The Trades Union Congress begins its annual conference this week and it has lots on the agenda: pensions, employee rights, equality and the decline of manufacturing. Activists will rail against the greed of the fat cats and the complicity of the Government. But the unions are not just troublemaking - at least not all the time. These are real issues for workers in UK plcs.
Final-salary schemes - which guarantee a certain level of pension for workers - are being rapidly closed down. Of course, employers' organisations, such as the Institute of Directors, say these defined-benefit schemes are old fashioned, designed for when workers would stick to a job for life.
And that would be all very well, but TUC research published last week showed that the bosses are more fortunate. Its survey of Britain's largest companies discovered that more than half of those which had closed the defined-benefit scheme for workers still had the option open to directors. The TUC highlighted pharmaceuticals giant GlaxoSmithKline, business services firms Rentokil Initial and Compass, and troubled insurer Royal & SunAlliance as culprits in this respect.
The large pay rises enjoyed by many bosses in the UK have riled the unions, particularly when they are awarded where a company is struggling. In April, for example, it was revealed that the troubled steel company Corus had boosted its directors' bonus scheme while making more than 1,000 workers redundant.
And when research showed FTSE 100 bosses' pay had risen seven times faster than workers' pay last year, Kevin Curran, the head of the GMB, described it as "sickening greed".
Meanwhile, manufacturing is in difficulty. An Amicus survey of its redundant engineering members due out this week will show that they have taken hefty pay cuts and now work in unskilled jobs.

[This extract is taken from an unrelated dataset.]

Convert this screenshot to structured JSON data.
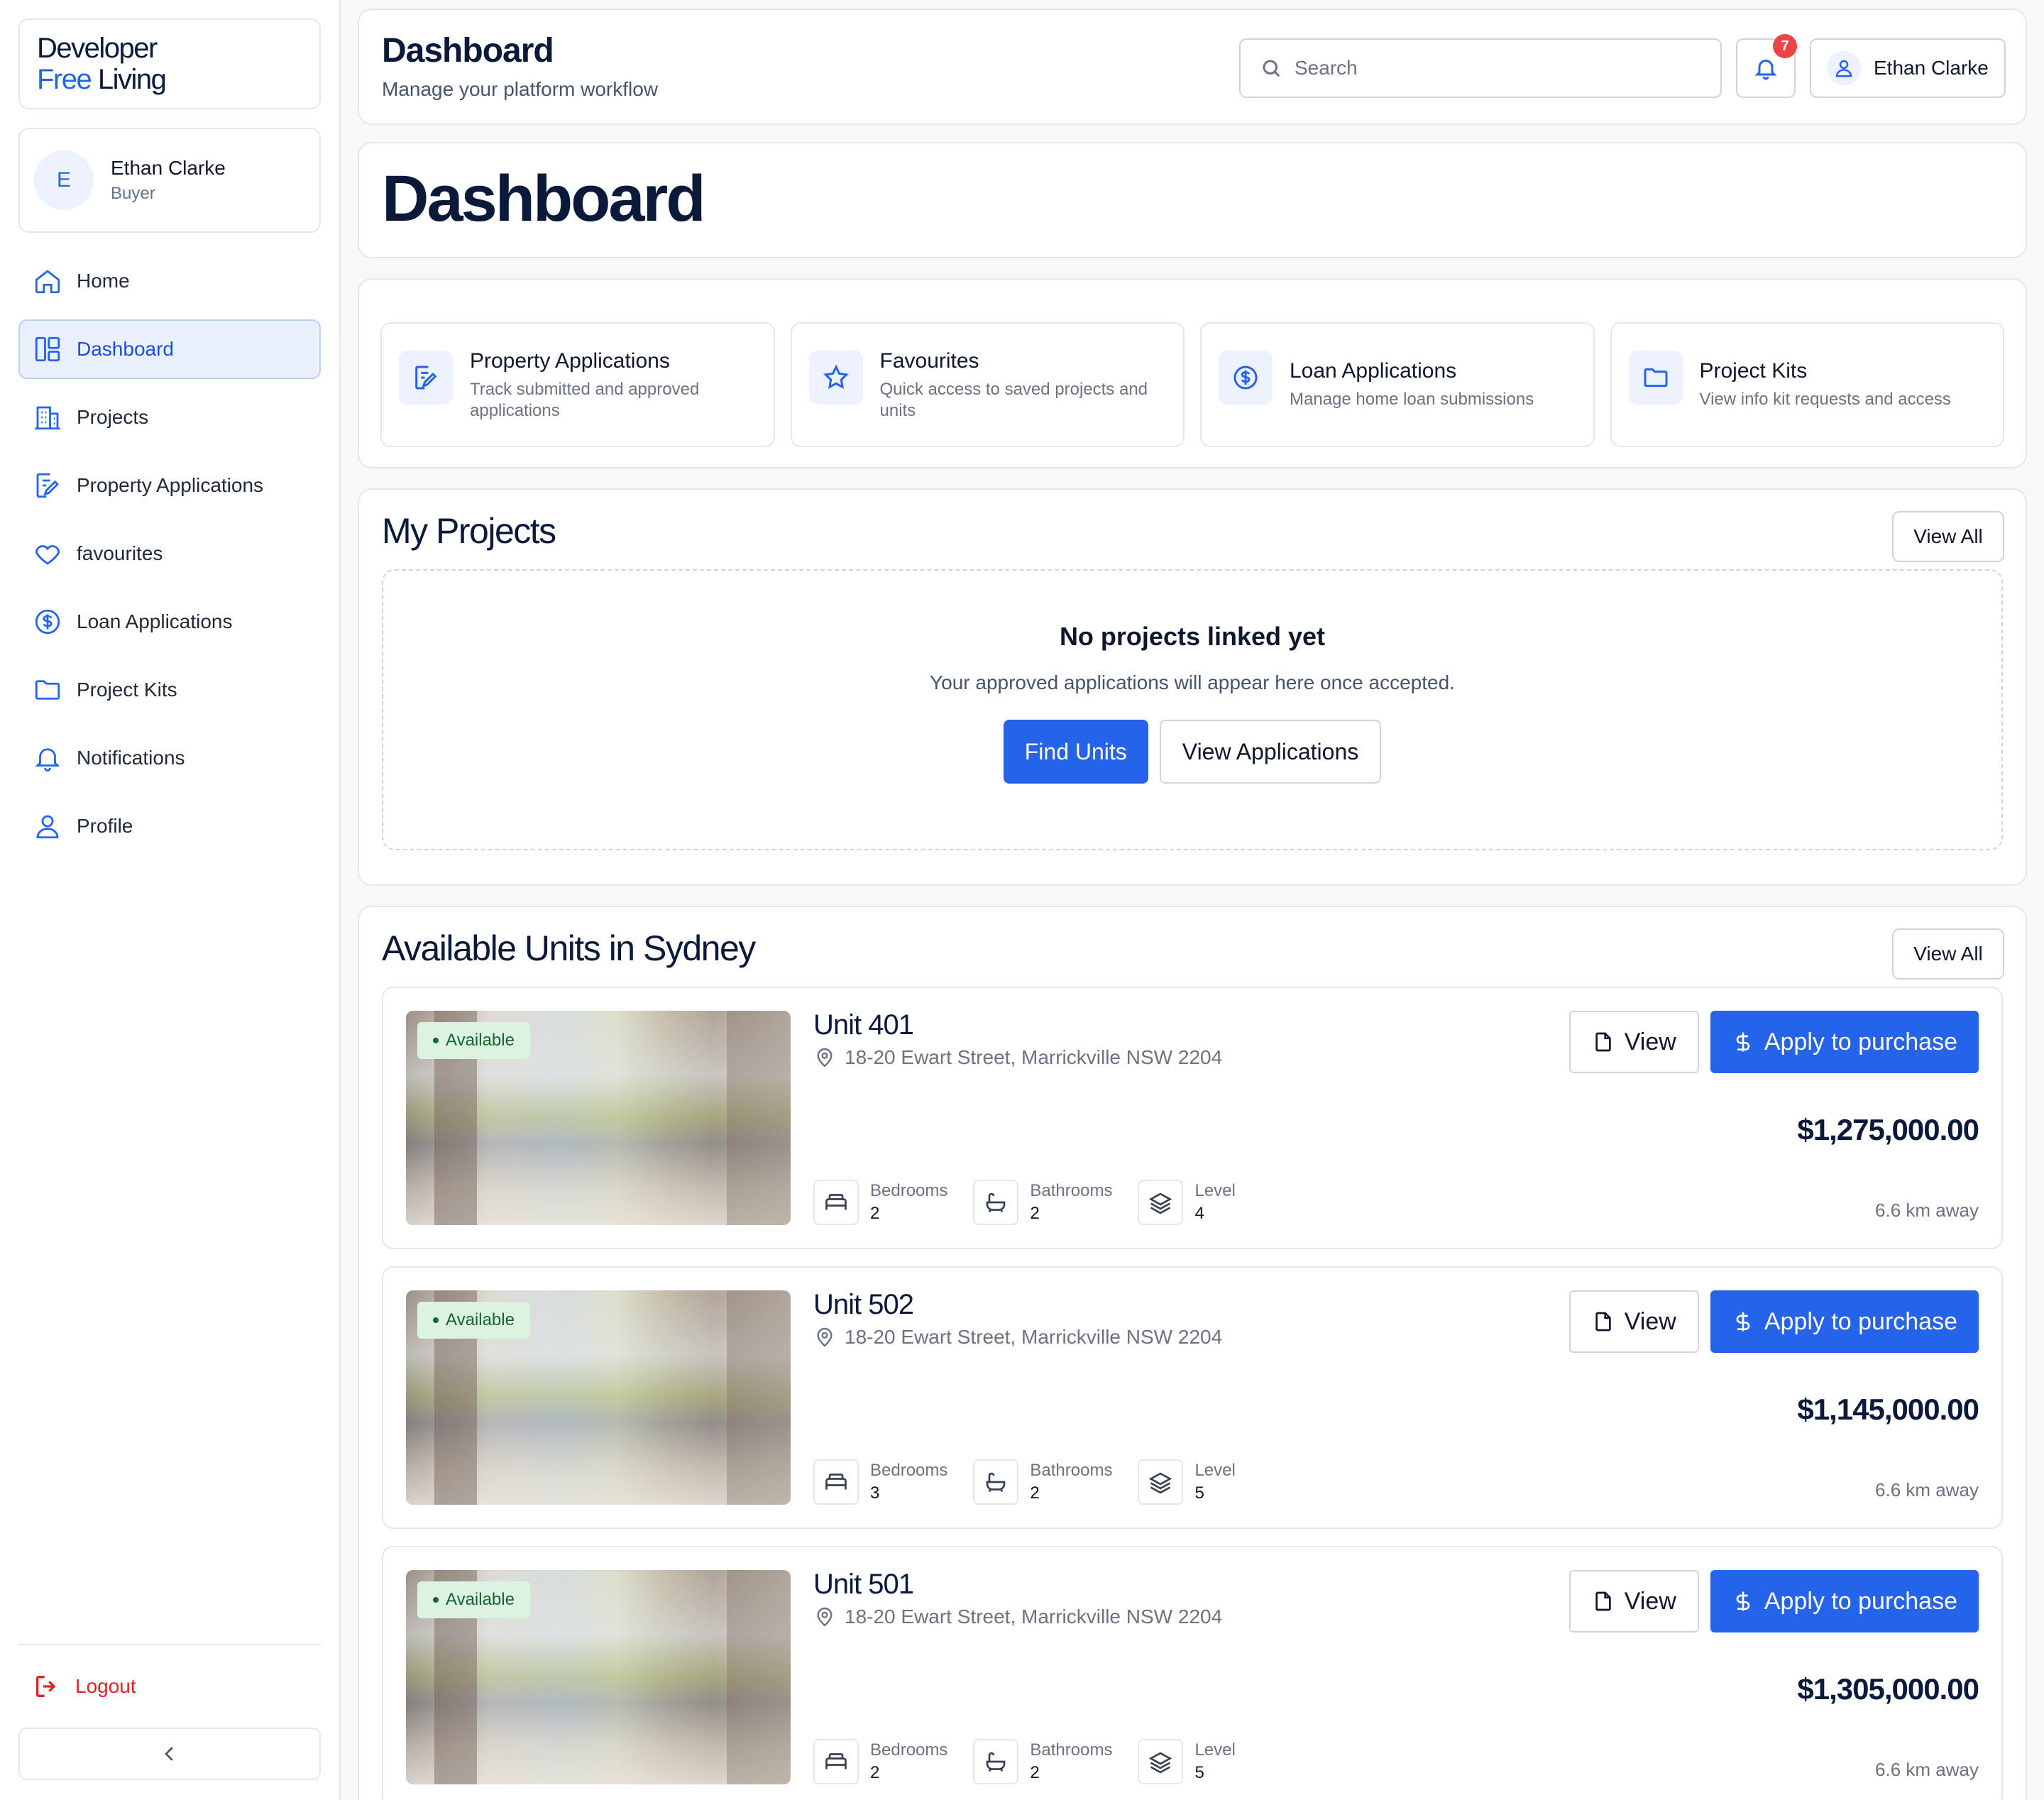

The union is particularly annoyed that continental European governments are protective of their industries but the UK just looks for the cheapest price. Amicus cited the plight of the French company Alstom's UK workers, who are likely to lose their jobs because a contract to make trains for London's Tube would go to the Continent. A similar situation is also feared at Bombardier, as it lost a deal to make the trains for the new Transpennine franchise.
Any more union radicalism and people will be talking about the 1970s. But there is meat in many of the unions' beefs.Reuse content